The battery-powered vehicle will debut in 2019 and will be exported globally. It will be based on the compact modular architecture (CMA) that Volvo co-developed with Zhejiang Geely Holding sister brand Lynk & CO, the sources said.
The electric car will be made at Volvo's plant in Luqiao, southeast China, alongside CMA-based models such as the all-new XC40 compact SUV, which launches later this year, and Lynk & CO's first model, the 01 crossover.
The sources said Volvo's first full-electric car would be an all-new model but declined to say what body type will be used.
The sources also confirmed that Volvo is still simultaneously developing full-electric cars that will be underpinned by its larger scalable product architecture (SPA).
Those models will be a key to helping Volvo reach its aim of having a 1 million electrified cars on the road by 2025.

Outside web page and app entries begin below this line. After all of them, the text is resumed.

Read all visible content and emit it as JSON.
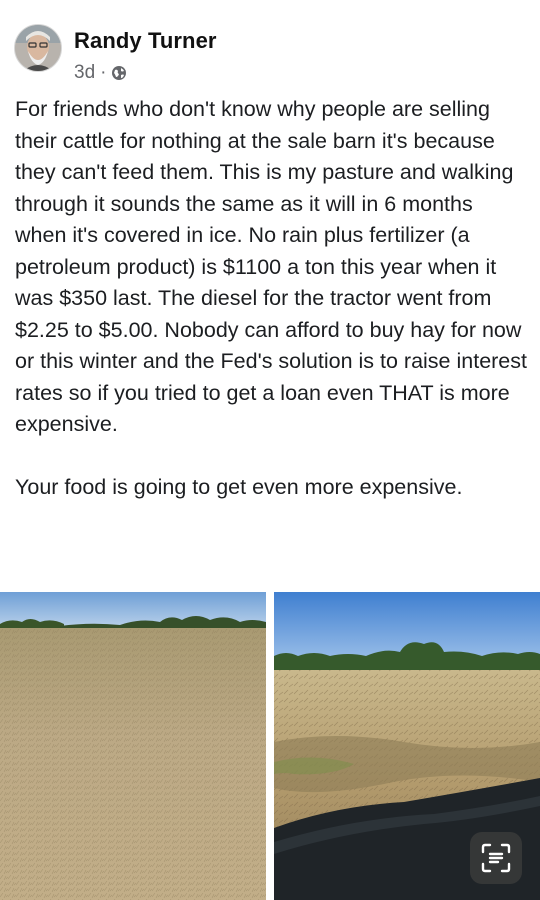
{
  "post": {
    "author_name": "Randy Turner",
    "timestamp": "3d",
    "separator": "·",
    "privacy_icon": "globe-icon",
    "paragraphs": [
      "For friends who don't know why people are selling their cattle for nothing at the sale barn it's because they can't feed them. This is my pasture and walking through it sounds the same as it will in 6 months when it's covered in ice. No rain plus fertilizer (a petroleum product) is $1100 a ton this year when it was $350 last. The diesel for the tractor went from $2.25 to $5.00. Nobody can afford to buy hay for now or this winter and the Fed's solution is to raise interest rates so if you tried to get a loan even THAT is more expensive.",
      "Your food is going to get even more expensive."
    ]
  },
  "photos": [
    {
      "name": "dry-pasture-photo"
    },
    {
      "name": "dry-pasture-photo-2"
    }
  ],
  "overlay": {
    "scan_icon": "scan-text-icon"
  },
  "colors": {
    "text": "#1c1e21",
    "meta_text": "#65676b",
    "sky": "#8fb6e0",
    "dry_grass": "#b9a882",
    "trees": "#3f5a2e"
  }
}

That figure includes plug-in hybrid versions of every future model in the automaker's lineup. Currently, 14 percent of the XC90s that Volvo sells globally are plug-in hybrids. Volvo expects about 15 percent of customers for its new second-generation XC60 to pick the powertrain.
Deciding to make its first full-electric car in China reconfirms Volvo's commitment to establishing the country as a global manufacturing and export hub.

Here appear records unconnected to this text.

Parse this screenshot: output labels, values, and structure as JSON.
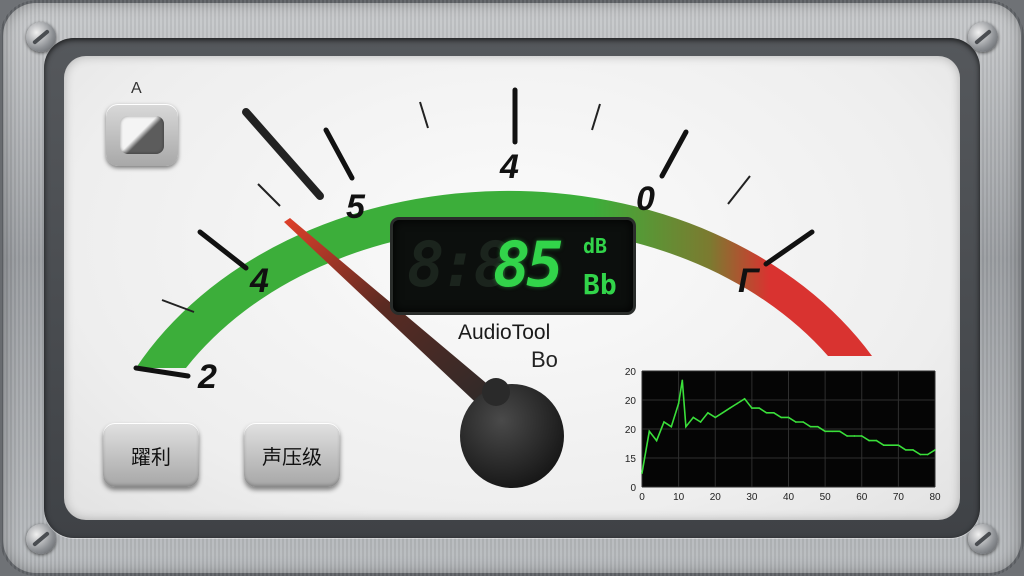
{
  "mode": {
    "label": "A"
  },
  "gauge": {
    "scale_labels": [
      "2",
      "4",
      "5",
      "4",
      "0",
      "Γ"
    ]
  },
  "lcd": {
    "ghost": "8:8",
    "value": "85",
    "unit_top": "dB",
    "unit_bottom": "Bb"
  },
  "brand": {
    "name": "AudioTool",
    "sub": "Bo"
  },
  "buttons": {
    "left_label": "躍利",
    "right_label": "声压级"
  },
  "colors": {
    "green": "#3cae3a",
    "red": "#d93330",
    "lcd_green": "#32d44a"
  },
  "chart_data": {
    "type": "line",
    "title": "",
    "xlabel": "",
    "ylabel": "",
    "x_ticks": [
      "0",
      "10",
      "20",
      "30",
      "40",
      "50",
      "60",
      "70",
      "80"
    ],
    "y_ticks": [
      "20",
      "20",
      "20",
      "15",
      "0"
    ],
    "xlim": [
      0,
      80
    ],
    "grid": true,
    "series": [
      {
        "x": [
          0,
          2,
          4,
          6,
          8,
          10,
          11,
          12,
          14,
          16,
          18,
          20,
          22,
          24,
          26,
          28,
          30,
          32,
          34,
          36,
          38,
          40,
          42,
          44,
          46,
          48,
          50,
          52,
          54,
          56,
          58,
          60,
          62,
          64,
          66,
          68,
          70,
          72,
          74,
          76,
          78,
          80
        ],
        "y": [
          3,
          12,
          10,
          14,
          13,
          18,
          23,
          13,
          15,
          14,
          16,
          15,
          16,
          17,
          18,
          19,
          17,
          17,
          16,
          16,
          15,
          15,
          14,
          14,
          13,
          13,
          12,
          12,
          12,
          11,
          11,
          11,
          10,
          10,
          9,
          9,
          9,
          8,
          8,
          7,
          7,
          8
        ]
      }
    ]
  }
}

The automaker recently moved production of the S90 to China from Sweden. Volvo will export its flagship sedan to global markets including Europe and the U.S. from its factory in Daqing.
In 2015, Volvo became the first Western automaker to export a China-made premium car outside the country when shipments of the long-wheelbase S60 Inscription started to the U.S.
Along with its plants in Daqing and Luqiao, Volvo's current and new-generation 60-series midsize models will be built at a factory in Chengdu, central China.
The massive increase in Volvo’s presence in China – seven years ago it had no production in the world’s largest auto market -- is part of the automaker’s $11 billion revival under Chinese owner Zhejiang Geely, which bought the company from Ford Motor in 2010.
“With three plants – and the designation of one car line for each plant – Volvo creates an efficient production structure ensuring future capacity for growth,” Volvo CEO Hakan Samuelsson said at an event in Shanghai last November.
Volvo needs the additional output in China to reach two key goals: increasing its sales in its largest-single market to 200,000 by 2020 from 90,930 last year and boosting global vehicle sales to 800,000 by the same year from 534,332 last year. The large majority of those half-million units were made at Volvo’s plants in Torslanda, near Gothenburg, Sweden, and Ghent, Belgium.
Volvo declined to provide production figures for its China plants, but Samuelsson has said he wants about one-third of the 800,000 units it plans to sell in 2020 to be made in China.